August 1, 2024 to January 5, 2025

For many, Canada’s connection to slavery is the Underground Railroad. Little-known by Canadians is what happened before the Underground Railroad when, for over two centuries, the majority of Black people in Canada were slaves. Slavery played a significant role in the early settlement of Canada and its legacy can be seen and felt today.

Opening on Emancipation Day, discover the experiences of enslaved Black people in Canada through individual biographies and archival records. Learn how slavery came to be in Canada and find out who were Canada’s enslavers.

Created with guest curator Dr. Afua Cooper and in partnership with the Black Cultural Centre for Nova Scotia.

Supported by Scotiabank.

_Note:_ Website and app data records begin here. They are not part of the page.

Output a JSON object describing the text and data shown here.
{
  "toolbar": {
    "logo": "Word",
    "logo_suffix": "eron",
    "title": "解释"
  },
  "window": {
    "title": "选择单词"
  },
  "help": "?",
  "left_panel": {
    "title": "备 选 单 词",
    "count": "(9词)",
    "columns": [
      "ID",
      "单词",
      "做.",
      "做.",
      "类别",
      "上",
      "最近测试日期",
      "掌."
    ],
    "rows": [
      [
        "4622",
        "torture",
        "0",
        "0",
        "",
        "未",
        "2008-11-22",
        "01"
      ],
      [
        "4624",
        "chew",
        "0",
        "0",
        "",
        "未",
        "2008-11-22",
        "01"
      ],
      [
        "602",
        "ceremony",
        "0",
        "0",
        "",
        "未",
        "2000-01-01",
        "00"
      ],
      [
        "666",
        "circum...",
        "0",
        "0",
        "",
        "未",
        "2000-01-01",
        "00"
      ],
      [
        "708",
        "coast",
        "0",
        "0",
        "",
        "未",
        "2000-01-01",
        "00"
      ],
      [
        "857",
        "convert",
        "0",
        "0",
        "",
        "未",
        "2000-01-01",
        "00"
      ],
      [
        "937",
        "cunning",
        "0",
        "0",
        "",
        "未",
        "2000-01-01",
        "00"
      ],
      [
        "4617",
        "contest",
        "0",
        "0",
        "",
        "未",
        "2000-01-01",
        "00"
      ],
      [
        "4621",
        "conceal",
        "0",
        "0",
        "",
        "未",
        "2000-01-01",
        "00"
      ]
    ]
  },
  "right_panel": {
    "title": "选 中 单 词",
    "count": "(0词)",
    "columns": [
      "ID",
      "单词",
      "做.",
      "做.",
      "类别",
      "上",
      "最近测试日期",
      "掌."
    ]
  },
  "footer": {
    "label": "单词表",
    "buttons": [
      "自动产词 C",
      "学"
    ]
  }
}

An old newspaper advertisement with black type describing a woman and boy to be sold.
Advertisement for the sale of a woman and her son in York (now Toronto), 1806.
Upper Canada Gazette, February 22, 1806, Archives of Ontario
A painting of two Black women using gardening tools while a white man watches over them and smokes.
Enslaved women clearing land for gardens in Maryland, 1798, typical of the enslaved labour sought for the colonies that would become Canada.
Maryland Center for History and Culture, 1960.
A painting of a Black woman dressed in long skirts and a shawl, carrying a torch at nighttime.
Marie-Josèphe Angélique (1705-1734) depicted by artist Marilyn Carr-Harris.
Courtesy of Dr. Afua Cooper
Two heavy iron rings joined by heavy chain.
Shackles like this reproduction, created by a blacksmith at Port Greville, Nova Scotia, were used on enslaved peoples in Canada.
Courtesy of Dr. Afua Cooper
An old newspaper advertisement with black type on yellowed paper describing a girl to be sold.
Royal Gazette, June 24, 1800, Nova Scotia Archives